#14

I will bow to expertise, but I thought the larvae too big for SHB.
Regards


#15

Well, I confess to inspecting most of my flow frames days before harvest, and I have never seen a single sign of SHB on them.
We all know SHB are after other things in the brood box and surrounds. There’s not much of their interest in a flow frame.


#16

Actually, my neighbour treated it as a matter of urgency, and thought that this particular frame wasn’t held together enough with the wires. I suppose that could be an issue with the earlier run of flow frames.
He tightened the wire, as did I on some frames, and it never happened again.
Not sure if that was the issue, but as I said, I rarely even see any SHB any more. Hope I killed the crap out of them by now. The only hives that I find SHB in are the nucs I recently bought. The chase goes on.


#17

How did you handle the SHB problem? Sounds like you have them on the run.
Cheers


#18

Hi Peter,
I too wonder how I got on top of SHB, seeing others down town battling hundreds in their hives.
I suppose they never had a chance to breed in our soil. When I started with hives on our land, I imported SHB in my nucs. Then I started with oil traps and put an apithor trap onto each coreflute, and I killed what I saw. Saw the chooks picking like mad under my first hive. They must have found something.
Just became aware of SHB again bringing in new nucs…
Hope my strategy makes short life of those too.
Apithor for a while and chooks. Hygienic queens do the rest.


#19

Hi Peter, that larvae looks identical to the one in my video.

I have a theory as to how the larvae finished up in the flow honey. I think that maybe some bees got squashed during a previous harvest. The house bees were unable to remove the bodies, therefore the beetles are able to lay eggs in those bodies. Hence the larvae. A strong colony will overwhelm a small outbreak such as this. With a weaker colony, it will be a different story.

The presence of scores or even hundreds of SHBs in a strong colony has nothing to do with hygienic queens.

The presence of beetles in a healthy beehive doesn’t necessarily mean that beetles have bread in that hive. They had a chance to breed up somewhere else. It could be a neighbors hive or a wild colony that succumb to the SHB.

Once the beetles emerge as such, they venture out looking for other hives to infest.


#20

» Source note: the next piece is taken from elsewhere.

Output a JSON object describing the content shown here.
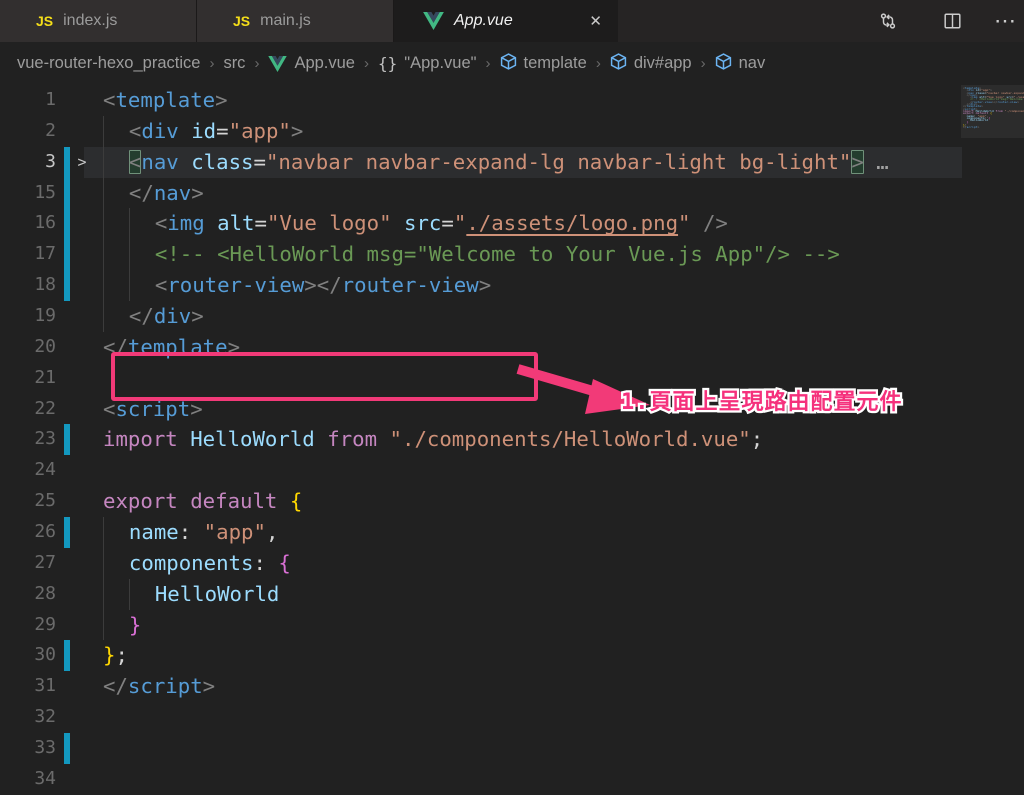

That theory makes perfect sense. Except flow harvesting has never killed any of my bees. But - flow frames are clumsy to inspect, guess that could kill a few. Once you know your bees and flow frames, one wouldn’t need to inspect before each harvest.
Regarding hygienic queens, the bees herd the beetles into the traps. They just don’t leave SHB in peace enough to lay eggs.